The test aircraft was a sixth-year production UH-60A Black Hawk. The UH-60A is a twin turbine engine, single rotor, semi-monocoque fuselage, rotary-wing aircraft. The main rotor system has four blades made primarily of titanium and fiberglass. The propulsion system has two T700-GE-700 engines without the hover infrared suppressor system installed. The non-retractable landing gear consists of the main landing gear and a tail-wheel. The aircraft is equipped with a cargo hook capable of carrying up to 8000-lb external loads.

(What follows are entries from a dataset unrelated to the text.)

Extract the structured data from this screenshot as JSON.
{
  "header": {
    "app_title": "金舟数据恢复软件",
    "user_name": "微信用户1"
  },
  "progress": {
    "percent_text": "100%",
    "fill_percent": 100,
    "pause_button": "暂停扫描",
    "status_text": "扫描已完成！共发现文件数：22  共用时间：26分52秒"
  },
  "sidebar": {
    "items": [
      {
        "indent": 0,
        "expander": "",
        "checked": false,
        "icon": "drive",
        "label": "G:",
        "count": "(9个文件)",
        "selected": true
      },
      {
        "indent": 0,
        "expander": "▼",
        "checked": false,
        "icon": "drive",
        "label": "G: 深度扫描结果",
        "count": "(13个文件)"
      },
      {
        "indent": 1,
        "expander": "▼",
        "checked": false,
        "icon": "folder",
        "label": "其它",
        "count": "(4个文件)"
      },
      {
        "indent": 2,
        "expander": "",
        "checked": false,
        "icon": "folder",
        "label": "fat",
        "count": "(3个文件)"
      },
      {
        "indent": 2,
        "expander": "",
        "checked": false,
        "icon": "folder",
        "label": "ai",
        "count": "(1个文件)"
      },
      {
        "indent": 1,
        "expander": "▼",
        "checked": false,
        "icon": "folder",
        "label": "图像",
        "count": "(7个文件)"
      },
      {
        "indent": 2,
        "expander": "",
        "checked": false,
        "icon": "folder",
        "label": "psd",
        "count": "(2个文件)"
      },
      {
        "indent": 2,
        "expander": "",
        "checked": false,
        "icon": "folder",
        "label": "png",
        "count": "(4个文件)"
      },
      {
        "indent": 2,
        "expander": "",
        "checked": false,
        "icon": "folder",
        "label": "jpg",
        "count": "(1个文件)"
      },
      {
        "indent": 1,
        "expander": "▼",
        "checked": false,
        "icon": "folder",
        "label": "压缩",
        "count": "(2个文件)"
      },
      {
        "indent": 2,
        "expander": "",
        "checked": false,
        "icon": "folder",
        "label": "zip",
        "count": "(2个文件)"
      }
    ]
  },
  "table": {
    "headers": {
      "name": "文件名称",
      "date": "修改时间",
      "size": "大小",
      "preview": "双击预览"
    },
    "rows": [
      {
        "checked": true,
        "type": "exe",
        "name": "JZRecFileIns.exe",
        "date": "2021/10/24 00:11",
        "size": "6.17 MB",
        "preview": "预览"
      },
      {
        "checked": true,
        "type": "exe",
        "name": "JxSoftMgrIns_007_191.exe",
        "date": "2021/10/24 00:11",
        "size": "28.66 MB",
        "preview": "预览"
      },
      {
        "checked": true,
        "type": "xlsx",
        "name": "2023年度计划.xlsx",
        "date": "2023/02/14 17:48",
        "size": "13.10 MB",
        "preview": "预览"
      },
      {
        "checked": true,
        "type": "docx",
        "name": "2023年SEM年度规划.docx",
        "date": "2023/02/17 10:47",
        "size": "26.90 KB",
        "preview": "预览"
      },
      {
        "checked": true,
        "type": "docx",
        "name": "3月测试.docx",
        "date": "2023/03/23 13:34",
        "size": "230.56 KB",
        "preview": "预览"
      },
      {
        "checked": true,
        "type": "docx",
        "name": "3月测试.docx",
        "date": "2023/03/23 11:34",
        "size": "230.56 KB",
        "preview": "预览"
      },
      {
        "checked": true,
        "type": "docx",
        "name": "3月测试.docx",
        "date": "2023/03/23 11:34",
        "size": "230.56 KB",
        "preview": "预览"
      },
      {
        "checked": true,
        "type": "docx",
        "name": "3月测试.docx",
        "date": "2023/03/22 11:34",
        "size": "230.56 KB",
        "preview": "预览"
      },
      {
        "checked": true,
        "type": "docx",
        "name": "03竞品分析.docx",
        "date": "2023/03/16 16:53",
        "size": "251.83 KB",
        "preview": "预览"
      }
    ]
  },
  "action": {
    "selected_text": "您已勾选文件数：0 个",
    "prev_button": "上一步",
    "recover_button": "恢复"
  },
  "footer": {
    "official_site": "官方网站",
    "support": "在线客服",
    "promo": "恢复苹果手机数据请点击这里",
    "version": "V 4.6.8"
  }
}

Dual cockpit controls consist of the cyclic stick, collective stick, and pedals. Pilot flight control inputs are transferred from the cockpit to the rotor blades by mechanical linkages and hydraulic servos. The aircraft is equipped with an Automatic Flight Control System (AFCS), which enhances the stability and handling qualities of the helicopter. It is comprised of four basic subsystems: stabilator, stability augmentation system (SAS), trim systems, and flight path stabilization (FPS).

The research instrumentation and data acquisition system for this test consisted of sensors, signal conditioners, pulse-code modulation (PCM) encoder, time code generator, and data recorder. The helicopter sensors included air data, accelerometers, rate and attitude gyros, and control position sensors at several points in the control system. These sensor signals were passed through filters, digitized, and encoded in a PCM stream, which was recorded onboard and simultaneously transmitted to the ground telemetry (TM) station. A time code generator received the broadcast time from the TM station and supplied this to the on-board recorder and the PCM stream.

Externally-mounted test instrumentation included a nose boom incorporating a sideslip sensor and airspeed probe, a low airspeed detection system, laser reflectors attached to the left and right step fairings, and a telemetry antenna attached to the fairing below the stabilator.

The ground-based telemetry (TM) station provided not only PCM-stream recording, processing, and real-time presentation, but also video coverage from a “pan and tilt” camera located on an antenna tower. The laser tracker system provided helicopter position data with accuracies to within ±6 inches. Aircraft position data were further transformed from the laser reflector located on the side of the helicopter to the pilot's eye position by including the aircraft attitudes and distances from the reflector to the pilot. Aircraft control positions, angular rates, and attitudes, along with aircraft ground speed and position information from the laser, were presented on four 8-channel, thermal-paper strip charts.

This work was done by David R. Arterburn of the University of Alabama in Huntsville, and Chris L. Blanken and Eric L. Tobias for the Army RDECOM Aviation & Missile Center. For more information, download the Technical Support Package (free white paper) here under the Electronics & Computers category. ARDEC-0003